EXERCISE AIM
Your answer is to be the count alone: the number of lines in the data below where "title" appears.

= = = = = = =

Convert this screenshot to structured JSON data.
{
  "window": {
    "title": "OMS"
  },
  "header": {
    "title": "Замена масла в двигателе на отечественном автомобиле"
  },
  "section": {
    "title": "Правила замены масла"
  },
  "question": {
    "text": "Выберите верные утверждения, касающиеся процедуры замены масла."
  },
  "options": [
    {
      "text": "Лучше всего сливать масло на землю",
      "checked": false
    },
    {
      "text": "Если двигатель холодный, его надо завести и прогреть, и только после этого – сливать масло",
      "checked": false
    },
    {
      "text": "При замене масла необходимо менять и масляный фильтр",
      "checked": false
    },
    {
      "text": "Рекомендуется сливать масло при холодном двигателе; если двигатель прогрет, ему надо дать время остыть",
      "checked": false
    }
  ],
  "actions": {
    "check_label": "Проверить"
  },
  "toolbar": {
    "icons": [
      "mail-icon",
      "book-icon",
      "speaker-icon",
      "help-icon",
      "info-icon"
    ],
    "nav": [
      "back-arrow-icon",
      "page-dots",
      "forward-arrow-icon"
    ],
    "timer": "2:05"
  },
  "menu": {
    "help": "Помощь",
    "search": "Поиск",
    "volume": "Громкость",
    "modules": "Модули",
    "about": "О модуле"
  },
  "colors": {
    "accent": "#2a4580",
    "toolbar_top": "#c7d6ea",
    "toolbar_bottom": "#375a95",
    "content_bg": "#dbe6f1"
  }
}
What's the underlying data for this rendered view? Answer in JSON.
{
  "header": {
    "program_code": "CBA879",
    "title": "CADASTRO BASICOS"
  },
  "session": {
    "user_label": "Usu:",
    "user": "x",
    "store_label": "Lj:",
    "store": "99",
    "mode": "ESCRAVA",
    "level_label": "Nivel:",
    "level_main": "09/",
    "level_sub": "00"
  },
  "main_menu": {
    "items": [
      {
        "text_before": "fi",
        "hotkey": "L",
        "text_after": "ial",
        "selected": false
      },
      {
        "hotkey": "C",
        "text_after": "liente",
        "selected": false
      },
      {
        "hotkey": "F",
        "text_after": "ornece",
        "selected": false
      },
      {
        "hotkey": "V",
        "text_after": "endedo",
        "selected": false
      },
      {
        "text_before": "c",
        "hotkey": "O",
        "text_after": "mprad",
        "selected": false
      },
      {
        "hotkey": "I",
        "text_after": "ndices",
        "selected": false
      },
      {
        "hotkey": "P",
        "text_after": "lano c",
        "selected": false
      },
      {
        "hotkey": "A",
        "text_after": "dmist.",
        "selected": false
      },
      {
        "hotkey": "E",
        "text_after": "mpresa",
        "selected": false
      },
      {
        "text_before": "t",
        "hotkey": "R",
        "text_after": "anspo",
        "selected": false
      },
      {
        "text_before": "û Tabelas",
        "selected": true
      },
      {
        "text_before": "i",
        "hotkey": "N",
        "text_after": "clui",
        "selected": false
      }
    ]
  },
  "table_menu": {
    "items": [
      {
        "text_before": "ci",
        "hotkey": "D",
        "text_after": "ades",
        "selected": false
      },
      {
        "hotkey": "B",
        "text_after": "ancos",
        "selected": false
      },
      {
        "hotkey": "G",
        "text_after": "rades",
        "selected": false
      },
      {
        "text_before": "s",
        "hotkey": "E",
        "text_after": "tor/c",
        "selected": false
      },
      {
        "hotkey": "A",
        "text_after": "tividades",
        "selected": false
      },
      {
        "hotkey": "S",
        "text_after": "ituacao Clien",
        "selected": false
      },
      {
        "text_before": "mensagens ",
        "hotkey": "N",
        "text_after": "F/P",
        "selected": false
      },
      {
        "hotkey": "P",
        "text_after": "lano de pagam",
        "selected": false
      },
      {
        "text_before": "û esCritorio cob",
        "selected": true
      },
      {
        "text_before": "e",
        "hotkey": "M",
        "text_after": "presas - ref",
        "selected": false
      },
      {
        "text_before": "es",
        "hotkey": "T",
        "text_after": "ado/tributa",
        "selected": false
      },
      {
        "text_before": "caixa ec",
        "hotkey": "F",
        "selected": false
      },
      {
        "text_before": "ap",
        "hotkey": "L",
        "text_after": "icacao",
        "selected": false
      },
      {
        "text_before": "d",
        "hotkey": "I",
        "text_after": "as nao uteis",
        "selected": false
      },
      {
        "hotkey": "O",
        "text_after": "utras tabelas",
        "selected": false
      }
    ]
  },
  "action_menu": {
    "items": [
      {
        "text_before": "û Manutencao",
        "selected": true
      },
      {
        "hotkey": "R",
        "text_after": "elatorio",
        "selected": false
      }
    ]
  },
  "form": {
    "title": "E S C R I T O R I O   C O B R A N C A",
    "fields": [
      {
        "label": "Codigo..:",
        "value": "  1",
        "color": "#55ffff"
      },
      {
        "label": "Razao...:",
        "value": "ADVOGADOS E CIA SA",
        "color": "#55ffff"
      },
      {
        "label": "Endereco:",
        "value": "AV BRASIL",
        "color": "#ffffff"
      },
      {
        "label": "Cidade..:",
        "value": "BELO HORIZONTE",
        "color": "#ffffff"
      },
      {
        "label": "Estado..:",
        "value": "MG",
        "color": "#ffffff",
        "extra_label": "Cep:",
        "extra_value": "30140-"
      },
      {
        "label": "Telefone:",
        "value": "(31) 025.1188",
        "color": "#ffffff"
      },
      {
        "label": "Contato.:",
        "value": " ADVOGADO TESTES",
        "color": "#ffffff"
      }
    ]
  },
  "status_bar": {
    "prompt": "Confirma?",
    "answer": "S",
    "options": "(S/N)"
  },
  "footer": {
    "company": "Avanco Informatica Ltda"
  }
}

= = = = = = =

EXERCISE ANSWER
5